If you are planning a trip to Girton, make sure to take your straight driving game; and be prepared to play in strong winds. Situated in an open, flat location, Girton will often use the wind as another defence. Generally, most holes will play into a crosswind, with strong gusts eager to push your ball into Girton’s leafy defenders. Fairways are fair, but by no means wide, with several tee shots requiring a precise aim between narrow gaps between the lines of trees. Think the 18th at Augusta, on a slightly less grand scale.

After several holes (I’d brought my unreliable wayward driving game), I had became strangely familiar with hacking it out of trees and searching for my ball in bushes. Frighteningly, however, I was enjoying it, relishing the challenge of playing Tiger Woods style punch shots under the low branches (although, admittedly, largely unsuccessfully).

The Girton greens, once you’ve arrived on them, will be a pleasant experience. With a mixture of large and small, flat and undulating, the greens will always offer a different challenge. Visually, they look like they will roll slow, but as Girton has already surprised me, I was not that shocked to find them running quite quick. Many greens have large undulations and plateaus, which add to the challenge. Holing a huge, swinging, downhill putt for bogey on the 1st will be a feeling hard to better.

It is tough to pick a star hole, as many holes offer such different challenges. The award would perhaps go to one of the par 3s. The 17th, at 120 yards, is the shortest, but one of the most delightful par 3s on the course. Guarded by two cavernous bunkers at the front, and a line of trees and bushes at the back, the hole is nicely framed and offers a good ‘all or nothing’ challenge. Another pick would be the par 5 18th, due to the subtle dogleg and rolling fairway; a stiff finishing hole. The 13th, too, is a 90 degree dogleg that requires a precisely placed shot to a narrow green, or a ‘Tiger line’ to hit the green in one (over more trees).

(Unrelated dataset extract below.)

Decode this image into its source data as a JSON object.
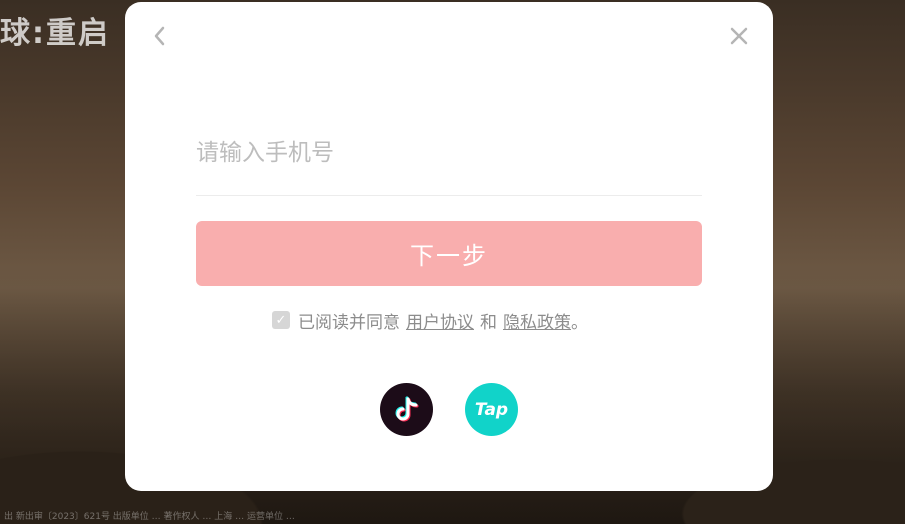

After fourteen holes, the trees had finally become friends of mine. Needing some nourishment after being windswept for several hours, apple trees bore a tasty, if a little sour, treat. A nice discovery.

Practice facilities at Girton include a putting green, complete with undulations, and a practice field (in place of a driving range). Although not an ideal way to warm up for a round, the practice field seems ample for the members and fine for a few warm up shots. The clubhouse also offers good value food and drink, with a donation box for fees for visiting the captain’s bunker (officially the most magnetic bunker on the course).

The one problem with Girton is an external one. Visitors to the website will not gain much information about the course. Instead, information is limited to member specific material. This is one area that Girton could improve in order to attract and inform potential visitors.

Overall, Girton was an enjoyable test of golf. With friendly members and quiet surroundings, considering the bank holiday weekend was approaching, it was a pleasant place to enjoy an afternoon; even though the wind spoiled the scoring.